"But our goal is to power all of them with 100% renewable energy. So we're tapping into energy from solar, wind, micro-hydro, biogas fuel cells, and geothermal sources," the company said. "We're designing new buildings and updating existing ones to use as little electricity as possible."
Apple has also been heavily investing in onsite energy production and partnering with third-party utilities that supply power from renewable sources.
"Even though we're manufacturing and shipping more products than ever, our carbon emissions per product have been dropping since 2011," the report said.
Apple's corporate offices, data centers and retail stores represent only 1% of the company's carbon footprint, while manufacturing in the U.S. and abroad makes up the lion's share.

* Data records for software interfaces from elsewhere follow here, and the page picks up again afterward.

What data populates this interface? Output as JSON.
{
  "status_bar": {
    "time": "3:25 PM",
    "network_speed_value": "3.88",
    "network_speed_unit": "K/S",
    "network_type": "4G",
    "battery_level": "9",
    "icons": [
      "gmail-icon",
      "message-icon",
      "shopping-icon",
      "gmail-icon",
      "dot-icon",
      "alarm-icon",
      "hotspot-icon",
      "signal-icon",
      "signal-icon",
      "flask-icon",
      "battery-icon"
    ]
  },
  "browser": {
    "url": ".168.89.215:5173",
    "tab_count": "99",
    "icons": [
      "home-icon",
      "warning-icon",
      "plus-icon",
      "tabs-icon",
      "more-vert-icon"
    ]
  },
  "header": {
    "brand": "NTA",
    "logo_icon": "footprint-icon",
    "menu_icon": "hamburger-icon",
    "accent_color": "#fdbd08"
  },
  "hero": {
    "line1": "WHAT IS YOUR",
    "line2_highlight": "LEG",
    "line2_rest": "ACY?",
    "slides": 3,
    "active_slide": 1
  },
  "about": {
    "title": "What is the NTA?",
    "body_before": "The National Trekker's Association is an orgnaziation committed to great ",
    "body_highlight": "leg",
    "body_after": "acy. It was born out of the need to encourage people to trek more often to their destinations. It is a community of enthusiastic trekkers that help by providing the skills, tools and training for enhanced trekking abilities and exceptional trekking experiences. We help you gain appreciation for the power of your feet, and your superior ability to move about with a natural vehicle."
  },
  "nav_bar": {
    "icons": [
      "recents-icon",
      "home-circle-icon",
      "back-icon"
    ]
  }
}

From 2013 to 2014, Apple saw a 5% increase in manufacturing emissions attributed to the production needs of increased memory and storage capacity of its iOS devices and laptops.
But, the company said, its green corporate centers and retail stores "reflect our values, and we want them to act as models for others to follow. This is why we are constantly making our facilities more energy efficient and aggressively investing in renewable energy."
Over the past three years, Apple has reduced its facility emissions and those created by purchased electricity by 48%, "even while our overall energy consumption greatly increased."
Apple has been busily constructing new solar power plants around the country. Apple over the next year or so is expected to surpass Walmart as the largest corporate user of solar power.